I love a good hack, especially as it relates to curbing my spending on everyday household items for which I’d much rather find a healthy, affordable and eco-friendly alternative.
Enter the reusable disinfectant wipe – so handy and versatile, and it smells divine 🙂
I’ve been getting used to more than just the weather since landing in Toronto, Canada a few months back, and one of the first assaults on the senses that I had to deal with is the sheer amount of convenience-led culture that exists in the First World. It is overwhelming and makes me a little sick to my stomach to see how much people in developed countries consume mass-produced goods.

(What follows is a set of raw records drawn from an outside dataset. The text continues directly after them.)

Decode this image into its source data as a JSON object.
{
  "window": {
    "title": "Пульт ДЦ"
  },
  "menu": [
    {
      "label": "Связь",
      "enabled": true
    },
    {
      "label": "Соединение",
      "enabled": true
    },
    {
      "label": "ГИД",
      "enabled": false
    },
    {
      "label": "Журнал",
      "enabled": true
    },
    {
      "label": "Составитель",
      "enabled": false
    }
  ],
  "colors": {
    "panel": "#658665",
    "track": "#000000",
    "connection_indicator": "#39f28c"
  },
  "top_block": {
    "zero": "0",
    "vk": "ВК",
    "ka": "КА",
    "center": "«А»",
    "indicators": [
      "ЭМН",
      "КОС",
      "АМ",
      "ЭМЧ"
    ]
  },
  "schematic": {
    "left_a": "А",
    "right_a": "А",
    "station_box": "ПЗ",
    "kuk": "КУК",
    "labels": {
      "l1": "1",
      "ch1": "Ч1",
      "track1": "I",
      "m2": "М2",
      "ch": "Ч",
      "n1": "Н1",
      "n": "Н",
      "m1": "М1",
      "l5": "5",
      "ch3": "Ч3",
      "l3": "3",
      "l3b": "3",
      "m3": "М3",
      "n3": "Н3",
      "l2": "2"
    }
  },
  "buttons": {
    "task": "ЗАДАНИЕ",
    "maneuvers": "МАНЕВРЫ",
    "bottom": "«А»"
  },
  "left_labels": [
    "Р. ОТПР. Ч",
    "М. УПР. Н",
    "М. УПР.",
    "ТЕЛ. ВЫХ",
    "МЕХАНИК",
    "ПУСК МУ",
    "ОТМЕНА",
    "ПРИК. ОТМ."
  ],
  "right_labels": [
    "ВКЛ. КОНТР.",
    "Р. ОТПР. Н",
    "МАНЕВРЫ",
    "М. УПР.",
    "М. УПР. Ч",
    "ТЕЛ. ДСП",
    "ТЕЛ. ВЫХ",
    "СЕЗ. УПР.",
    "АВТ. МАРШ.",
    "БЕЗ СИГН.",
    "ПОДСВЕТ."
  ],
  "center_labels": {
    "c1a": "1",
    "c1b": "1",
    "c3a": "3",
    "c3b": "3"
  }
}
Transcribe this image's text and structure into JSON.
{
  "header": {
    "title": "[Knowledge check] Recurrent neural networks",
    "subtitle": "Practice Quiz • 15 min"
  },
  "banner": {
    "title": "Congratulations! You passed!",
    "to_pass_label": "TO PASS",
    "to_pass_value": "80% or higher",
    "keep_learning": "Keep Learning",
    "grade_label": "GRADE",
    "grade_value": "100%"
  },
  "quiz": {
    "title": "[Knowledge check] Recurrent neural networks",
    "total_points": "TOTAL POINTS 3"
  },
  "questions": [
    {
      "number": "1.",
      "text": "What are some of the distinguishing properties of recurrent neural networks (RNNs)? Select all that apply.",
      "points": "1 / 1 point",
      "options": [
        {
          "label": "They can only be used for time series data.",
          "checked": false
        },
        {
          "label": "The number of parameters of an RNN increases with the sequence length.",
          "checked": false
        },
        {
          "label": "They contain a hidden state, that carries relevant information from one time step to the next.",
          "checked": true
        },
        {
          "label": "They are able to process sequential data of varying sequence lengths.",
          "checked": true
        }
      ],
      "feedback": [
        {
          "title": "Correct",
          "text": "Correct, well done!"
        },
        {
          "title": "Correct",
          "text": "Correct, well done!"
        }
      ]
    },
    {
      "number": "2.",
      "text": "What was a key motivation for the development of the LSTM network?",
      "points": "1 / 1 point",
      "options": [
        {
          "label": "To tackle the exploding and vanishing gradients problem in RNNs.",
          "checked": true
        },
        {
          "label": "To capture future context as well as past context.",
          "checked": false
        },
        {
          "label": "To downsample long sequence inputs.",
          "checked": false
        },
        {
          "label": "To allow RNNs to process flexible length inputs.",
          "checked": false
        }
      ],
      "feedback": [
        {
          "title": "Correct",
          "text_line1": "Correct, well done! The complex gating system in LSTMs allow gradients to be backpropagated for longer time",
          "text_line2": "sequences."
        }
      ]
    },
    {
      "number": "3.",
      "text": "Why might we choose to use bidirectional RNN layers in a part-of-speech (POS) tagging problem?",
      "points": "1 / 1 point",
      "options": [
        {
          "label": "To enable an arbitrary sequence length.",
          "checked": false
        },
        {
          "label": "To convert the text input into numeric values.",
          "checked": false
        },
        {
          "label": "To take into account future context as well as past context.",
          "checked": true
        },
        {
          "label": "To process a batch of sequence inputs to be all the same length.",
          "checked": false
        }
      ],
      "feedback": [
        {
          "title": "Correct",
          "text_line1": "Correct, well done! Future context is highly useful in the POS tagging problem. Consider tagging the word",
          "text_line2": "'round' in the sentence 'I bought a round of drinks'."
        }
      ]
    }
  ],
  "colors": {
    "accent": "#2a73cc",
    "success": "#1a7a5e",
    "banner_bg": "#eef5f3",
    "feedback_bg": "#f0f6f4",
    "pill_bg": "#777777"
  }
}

I think the scale of the climate emergency becomes a whole lot more apparent when you expose yourself to the sheer volume of consumption that exists within the FMCG (Fast Moving Consumer Goods) sector in North America. Given that it is as easy to shop online and receive goods via one of the oligopolistic-corporations within hours of purchase, as it is to walk into a store and pay for your groceries – it is clear to see why we’ve ended up in this mess. The culture of convenience that we as humans are brainwashed to believe exists for our betterment is precisely what has created our division from nature, and its persistence in harming the planet.
So to hack the system and help restore some balance to the Force, I decided to curb my use of regular paper towels (Carlton towels for the Saffas) for kitchen clean-up and make my version of Lysol wipes that are sold in trolley-loads here in The Great White North.
I upcycled an old tub of Lysol wipes that were left behind by the previous occupants of my new apartment. I also wanted to ensure that my home is free of hormone-disrupting cleaning products.
I would have ordinarily purchased natural, environmentally-friendly cleaning products, but I have been so overwhelmed by the many brands available that it has been pretty tough making choices when I’m out shopping. (I’m still learning the lay of the land, and the cost of living is pretty steep in comparison to Johannesburg, South Africa, so it isn’t easy to go by trial-and-error to see what sticks).
Katie’s recipe called for the following ingredients: reusable cloths, Vodka, castile soap, distilled water and
I played around with what I had in my home, and for some of the ingredients, I had to make a special trip to the store to get. All in all, it was a pretty quick and nifty exercise to make these wipes.
I adjusted the measurements of the original recipe to suit the size of the tub I had on hand. I found Citrus-scented Castile Soap which negated the need for extra essential oils, however, I am fond of Sweet Orange and Sage essential oils at the moment, so I threw some additional drops of these in there to help clarify the air and promote happiness while cleaning 😉
– 8x Reusable Cloths/Swabs
– 125 ml of Vodka
– 1.5 Tbsp of Castile Soap
– 1.5 cups of Distilled Water
– 10 drops of Sweet Orange and Sage Essential Oils in total
1. Cut your old t-shirts, cloths or swabs in a rectangular cleaning-cloth size (8 large cloths made 32 cleaning wipes)
2. Caterpillar layer the cloths halfway inside each other and roll them up to fit inside your tub.
3. Test the pull-out mechanism to ensure that the thickness of your cloth is right. Otherwise, roll the cloths individually and follow Wellness Mama’s steps.
4. In a beaker or mixing bowl, gently whisk all the wet ingredients together.
5. Pour the liquid mixture which will look cloudy into the centre of your rolled up cloth.
6. Allow your cloth to soak up all the liquid and give the tub an all-around good shake.
7. Take a look at the wetness of the cloths. You may need to make a smaller batch of disinfectant liquid that will help continue to moisten your cloths in the tub.
8. Happy cleaning! You’ve now got your own Disinfectant Cleaning Wipes 🙌💪
Remember, once you’ve used a wipe, you can stick them in the washing machine to give them a thorough clean. Once all dry, you can repeat the process.
I’d like to how long the cloths take to disintegrate after a few repeats of this process. And I am keen to see if my hack has any traction on the sustainability front too. Will keep you posted 👍